- “If I don’t win this game, the season and all my practice mean nothing” (an impossible standard to live up to; you can’t and won’t win every game).
- “If I’m not perfect, I’m worthless” (inability to recognize the gray areas where most of our lives really take place).
- “You can’t be both spiritual and prosperous (limiting belief).
Black-and-white thinking is an exceptionally unhelpful and difficult habit to break—mainly because it’s usually programmed into us by authority figures or experiences during our youth or formative years, and it happens so automatically and unconsciously. You don’t even realize that these internal dialogs are taking place.
You can also see how black-and-white thinking naturally causes you to focus on things that are wrong—or that you expect to go wrong.
With this mindset as a filter during a difficult period for me, I looked around in the world and found things that were wrong, out of place or simply negative, and used them as reinforcing evidence for my own belief that worst-case scenarios were going to happen, or that I was wrong, worthless, etc.
I was able to overcome this thinking and break the pattern, however, by forcing myself to consciously look for things that were right in my life and the world and then focusing on how grateful I was for them.
I began to actively cultivate an attitude of gratitude.
Here’s how I did it. Each time I noticed my mind starting to drift into that old negative state of thinking I would take a deep conscious breath, close my eyes, and recall 5 things in my life that I felt grateful for or made me happy. I would replay these 5 things over and over until a positive state of joy or gratitude grew inside of my body and I actually could feel my state beginning to change.
Another exercise that you can do is to create a happy journal or gratitude list. Here is how to do it!
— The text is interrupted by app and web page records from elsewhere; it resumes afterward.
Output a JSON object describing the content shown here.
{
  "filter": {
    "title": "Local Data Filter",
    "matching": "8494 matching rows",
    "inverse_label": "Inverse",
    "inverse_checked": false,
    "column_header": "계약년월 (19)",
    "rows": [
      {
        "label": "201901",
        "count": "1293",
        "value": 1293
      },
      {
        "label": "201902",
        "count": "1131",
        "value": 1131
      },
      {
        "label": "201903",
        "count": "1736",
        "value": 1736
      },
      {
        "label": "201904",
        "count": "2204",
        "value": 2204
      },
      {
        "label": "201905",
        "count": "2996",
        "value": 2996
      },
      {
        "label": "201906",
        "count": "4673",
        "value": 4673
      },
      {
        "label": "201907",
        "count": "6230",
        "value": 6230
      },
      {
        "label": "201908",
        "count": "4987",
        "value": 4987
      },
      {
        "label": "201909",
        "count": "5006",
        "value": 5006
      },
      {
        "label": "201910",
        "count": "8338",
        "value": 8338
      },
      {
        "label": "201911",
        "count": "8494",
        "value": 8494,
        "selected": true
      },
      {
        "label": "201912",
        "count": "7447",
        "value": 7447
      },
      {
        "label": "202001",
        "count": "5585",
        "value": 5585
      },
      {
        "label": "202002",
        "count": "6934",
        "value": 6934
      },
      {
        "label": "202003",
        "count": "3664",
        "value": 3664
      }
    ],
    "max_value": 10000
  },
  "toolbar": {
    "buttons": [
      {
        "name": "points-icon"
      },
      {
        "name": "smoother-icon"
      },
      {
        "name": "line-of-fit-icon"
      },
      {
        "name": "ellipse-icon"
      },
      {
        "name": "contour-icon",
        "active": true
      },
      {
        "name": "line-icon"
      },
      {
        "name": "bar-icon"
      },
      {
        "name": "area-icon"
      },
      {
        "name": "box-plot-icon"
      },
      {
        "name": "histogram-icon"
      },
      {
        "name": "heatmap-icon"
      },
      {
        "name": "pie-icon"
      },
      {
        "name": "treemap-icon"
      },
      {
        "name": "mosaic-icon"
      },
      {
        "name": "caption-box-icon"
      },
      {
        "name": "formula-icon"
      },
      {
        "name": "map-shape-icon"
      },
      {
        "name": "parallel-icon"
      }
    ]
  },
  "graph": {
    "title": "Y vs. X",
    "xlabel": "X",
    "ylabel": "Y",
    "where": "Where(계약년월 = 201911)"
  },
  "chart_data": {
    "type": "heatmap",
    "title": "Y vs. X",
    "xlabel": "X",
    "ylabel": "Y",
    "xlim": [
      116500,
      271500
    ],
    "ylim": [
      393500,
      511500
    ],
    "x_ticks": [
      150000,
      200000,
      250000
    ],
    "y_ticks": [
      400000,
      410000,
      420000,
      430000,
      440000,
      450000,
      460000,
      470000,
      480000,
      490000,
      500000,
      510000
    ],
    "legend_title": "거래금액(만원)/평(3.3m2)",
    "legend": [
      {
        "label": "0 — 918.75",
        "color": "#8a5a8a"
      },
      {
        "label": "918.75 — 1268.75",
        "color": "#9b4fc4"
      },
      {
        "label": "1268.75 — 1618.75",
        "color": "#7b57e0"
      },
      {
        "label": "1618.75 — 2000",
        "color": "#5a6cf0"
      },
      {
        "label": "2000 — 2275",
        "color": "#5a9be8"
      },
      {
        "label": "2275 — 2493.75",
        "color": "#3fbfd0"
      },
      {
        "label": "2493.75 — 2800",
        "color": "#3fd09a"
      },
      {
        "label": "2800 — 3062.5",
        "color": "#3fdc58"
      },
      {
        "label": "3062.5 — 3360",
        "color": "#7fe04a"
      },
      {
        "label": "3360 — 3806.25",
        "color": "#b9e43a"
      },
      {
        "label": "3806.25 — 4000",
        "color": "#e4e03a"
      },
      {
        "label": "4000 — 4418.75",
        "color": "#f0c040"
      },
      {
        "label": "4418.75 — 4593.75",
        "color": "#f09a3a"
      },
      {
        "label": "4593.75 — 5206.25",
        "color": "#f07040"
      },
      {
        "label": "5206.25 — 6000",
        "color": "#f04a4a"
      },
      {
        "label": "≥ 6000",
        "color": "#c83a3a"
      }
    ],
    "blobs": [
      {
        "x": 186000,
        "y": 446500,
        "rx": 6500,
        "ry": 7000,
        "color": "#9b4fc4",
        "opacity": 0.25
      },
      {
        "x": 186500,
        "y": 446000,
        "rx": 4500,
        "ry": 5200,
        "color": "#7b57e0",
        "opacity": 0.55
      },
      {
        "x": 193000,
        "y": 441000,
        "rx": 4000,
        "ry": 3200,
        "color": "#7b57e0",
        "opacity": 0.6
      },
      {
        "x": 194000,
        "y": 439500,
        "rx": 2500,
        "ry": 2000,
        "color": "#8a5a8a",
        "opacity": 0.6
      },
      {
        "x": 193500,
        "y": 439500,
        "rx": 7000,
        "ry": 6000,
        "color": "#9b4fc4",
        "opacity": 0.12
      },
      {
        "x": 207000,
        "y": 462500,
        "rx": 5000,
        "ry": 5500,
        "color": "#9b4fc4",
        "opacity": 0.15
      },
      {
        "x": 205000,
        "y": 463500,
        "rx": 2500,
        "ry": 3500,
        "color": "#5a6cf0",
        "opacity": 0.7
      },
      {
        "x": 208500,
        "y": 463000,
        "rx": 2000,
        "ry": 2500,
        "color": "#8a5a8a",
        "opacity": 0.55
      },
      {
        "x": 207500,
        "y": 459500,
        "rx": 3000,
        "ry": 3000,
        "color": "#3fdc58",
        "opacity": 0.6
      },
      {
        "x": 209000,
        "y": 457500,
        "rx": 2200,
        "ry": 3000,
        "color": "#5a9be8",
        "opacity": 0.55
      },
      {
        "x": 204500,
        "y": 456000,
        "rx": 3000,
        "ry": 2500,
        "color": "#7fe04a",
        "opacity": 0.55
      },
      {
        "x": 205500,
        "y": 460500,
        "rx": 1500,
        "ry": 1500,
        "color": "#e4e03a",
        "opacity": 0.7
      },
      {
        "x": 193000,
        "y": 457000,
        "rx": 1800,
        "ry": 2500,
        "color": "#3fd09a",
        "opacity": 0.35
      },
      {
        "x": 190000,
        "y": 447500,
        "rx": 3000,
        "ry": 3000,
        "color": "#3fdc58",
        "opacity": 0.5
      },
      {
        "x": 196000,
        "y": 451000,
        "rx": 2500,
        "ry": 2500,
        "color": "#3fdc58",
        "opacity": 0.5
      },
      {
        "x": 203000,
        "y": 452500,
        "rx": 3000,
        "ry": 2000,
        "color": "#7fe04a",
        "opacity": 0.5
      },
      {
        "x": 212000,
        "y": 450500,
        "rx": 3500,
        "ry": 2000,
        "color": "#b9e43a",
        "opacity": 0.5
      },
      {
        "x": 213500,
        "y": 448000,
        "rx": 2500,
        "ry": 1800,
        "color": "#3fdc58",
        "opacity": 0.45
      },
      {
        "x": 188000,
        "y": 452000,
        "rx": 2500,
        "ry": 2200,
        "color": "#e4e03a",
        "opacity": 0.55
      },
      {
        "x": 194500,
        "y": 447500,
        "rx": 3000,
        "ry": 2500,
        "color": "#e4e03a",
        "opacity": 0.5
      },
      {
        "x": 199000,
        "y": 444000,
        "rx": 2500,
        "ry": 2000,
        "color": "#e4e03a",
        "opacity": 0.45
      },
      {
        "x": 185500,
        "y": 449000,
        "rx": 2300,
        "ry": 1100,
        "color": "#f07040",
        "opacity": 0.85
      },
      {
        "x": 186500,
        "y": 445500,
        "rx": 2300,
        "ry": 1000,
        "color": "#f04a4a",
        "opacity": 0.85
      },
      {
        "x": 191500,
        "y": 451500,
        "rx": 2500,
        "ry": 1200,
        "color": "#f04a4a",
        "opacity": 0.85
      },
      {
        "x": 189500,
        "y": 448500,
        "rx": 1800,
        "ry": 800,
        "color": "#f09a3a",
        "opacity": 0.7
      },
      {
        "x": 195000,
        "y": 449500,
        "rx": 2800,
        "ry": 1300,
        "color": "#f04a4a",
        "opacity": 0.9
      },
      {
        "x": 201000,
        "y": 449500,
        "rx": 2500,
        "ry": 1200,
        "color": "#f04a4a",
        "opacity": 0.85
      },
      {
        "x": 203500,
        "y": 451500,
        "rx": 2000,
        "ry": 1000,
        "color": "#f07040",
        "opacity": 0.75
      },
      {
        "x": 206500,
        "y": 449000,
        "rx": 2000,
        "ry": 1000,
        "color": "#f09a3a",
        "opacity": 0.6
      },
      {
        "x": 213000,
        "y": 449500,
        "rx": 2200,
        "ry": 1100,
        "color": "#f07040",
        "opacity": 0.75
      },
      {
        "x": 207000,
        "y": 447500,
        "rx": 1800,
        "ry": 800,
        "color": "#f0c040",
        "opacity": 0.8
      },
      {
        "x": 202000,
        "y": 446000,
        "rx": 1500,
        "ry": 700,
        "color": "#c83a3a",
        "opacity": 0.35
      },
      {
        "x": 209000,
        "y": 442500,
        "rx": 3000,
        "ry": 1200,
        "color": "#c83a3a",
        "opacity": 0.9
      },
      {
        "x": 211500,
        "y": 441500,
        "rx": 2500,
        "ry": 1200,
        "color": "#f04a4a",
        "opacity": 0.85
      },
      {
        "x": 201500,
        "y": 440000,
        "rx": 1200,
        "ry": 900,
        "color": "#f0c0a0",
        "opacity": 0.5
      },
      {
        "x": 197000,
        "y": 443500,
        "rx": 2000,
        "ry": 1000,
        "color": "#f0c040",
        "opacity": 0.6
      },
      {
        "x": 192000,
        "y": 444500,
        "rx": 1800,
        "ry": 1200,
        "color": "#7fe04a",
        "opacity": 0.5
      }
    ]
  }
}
Take the time to create a personal data base of people, opportunities or circumstances that you can or should give thanks for. Here’s just a partial list of ideas of get you started: your family, your job, where you live, your neighborhood, your friends, your health, important people who have been in your life, key milestones that were turning points in your life Write them down in great detail, as if you’re in a movie about the experience. Write it from your personal point of view, explaining what you see, hear and feel—and even smell and taste, if those are appropriate—as you live and experience them. This is called “associating” in the experience. Make it as vivid as possible.
Then, each morning, set aside some time to focus on two or three of these items and focus on each one. Fully associate into the experience once again and then say something to yourself like, “I am so grateful for _______,” and then linger in the scenario. Stay associated into it for a few minutes, and really feel grateful. You may notice a shift in your thinking or attitude. Then, move to a second and a third item on your gratitude list, if you have time and do the routine again.
What you will find, after a couple weeks of this exercise, is that your attitude will change. It may or may not be dramatic. You may this so powerful and compelling an exercise that you wake up one day just completely transformed. Or, you may find the change more gradual; one day, you simply realize that you feel differently about people or circumstances that used to bother you. Or, people around you may tell you that “something about you is different,” or “you’ve changed.”
It may be gradual, or it may be dramatic. But this exercise of gratitude will change you for the better.